Commotion and uncertainty have always been the best parts of the NFL draft, anyway - not knowing which team will trade up or down or which poor pitiful player will be the last one to leave the on-site green room. The unscripted scenes at the draft are always the best. Remember in 2003 when the Vikings didn't get to the podium in time to make their pick and were passed over as a result? No one saw that coming. It was the unexpected laugh track of the weekend.
What we're looking at heading into the first night of this weekend's draft is Vikings-esque disorder and dysfunction, only on a grand, leaguewide scale. No one seems quite sure what the rules are - or, more specifically, if there are any rules. No one is sure which players will show up to the draft. At this point, if the potential draftees arrive after folding themselves into a single clown car, it shouldn't surprise anyone.
And therein lies the overlooked entertainment value in the NFL's labor crisis. The situation is a little like when you were a kid and your parents went away for the weekend. Supervision and lame in-house laws have gone on a short sabbatical. They'll return soon enough, despite Goodell's apocalyptic, the-end-is-nigh declaration. In the interim, put your feet up and hurl a whiskey bottle at the wall.

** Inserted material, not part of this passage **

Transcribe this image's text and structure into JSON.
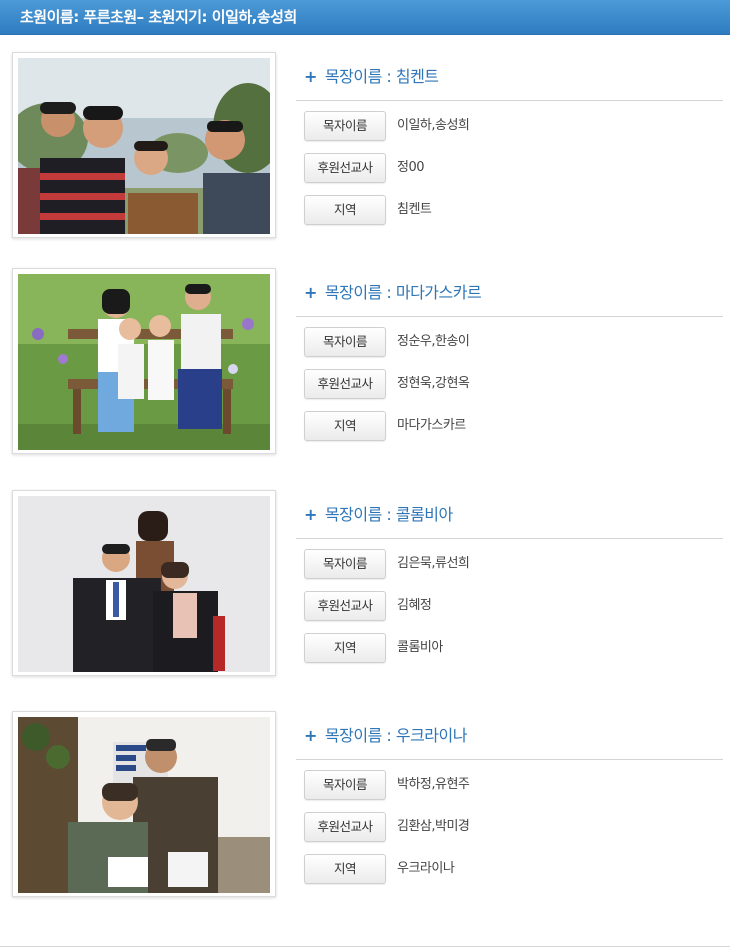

If Goodell was smart, he'd cut a spot that echoes one of those out-of-control campy car commercials: Hey fans, be sure to catch Roger Goodell's good-time football fire sale on ESPN. Everything must go, including any notion that the owners or players know what they're doing. This year, the only rule is that there are no rules! It's so krazy, we spelled it with a K.
Sadly, that's not Goodell's style. I fear his neckties choke off the let-loose impulses that might otherwise circulate to his brain. I never thought I'd write this, but Goodell should be more like Donald Trump. The Donald held a news conference on Wednesday in a giant airplane hangar with what looked like the old Airwolf helicopter in the background. It made for riveting television.
Among other things, Trump said that "when Celebrity Apprentice" is over, he'll "finally be free" to make an announcement about running for president. Makes sense. All good campaigns begin when reality shows end. (Trump didn't say which party he might join. Judging by the hair, I bet he restarts the Whig movement.)
Regardless of what you think about Trump, you have to admit he has a real understanding and appreciation for the showbiz component of public life. Every day is a production for him, every word uttered a sound bite. It's all theater in the end. If the commander-in-chief thing doesn't work out for Trump, maybe he can explain that to Goodell.
Contact columnist John Gonzalez at 215-854-2813 or firstname.lastname@example.org.
Follow him on Twitter at twitter.com/gonzophilly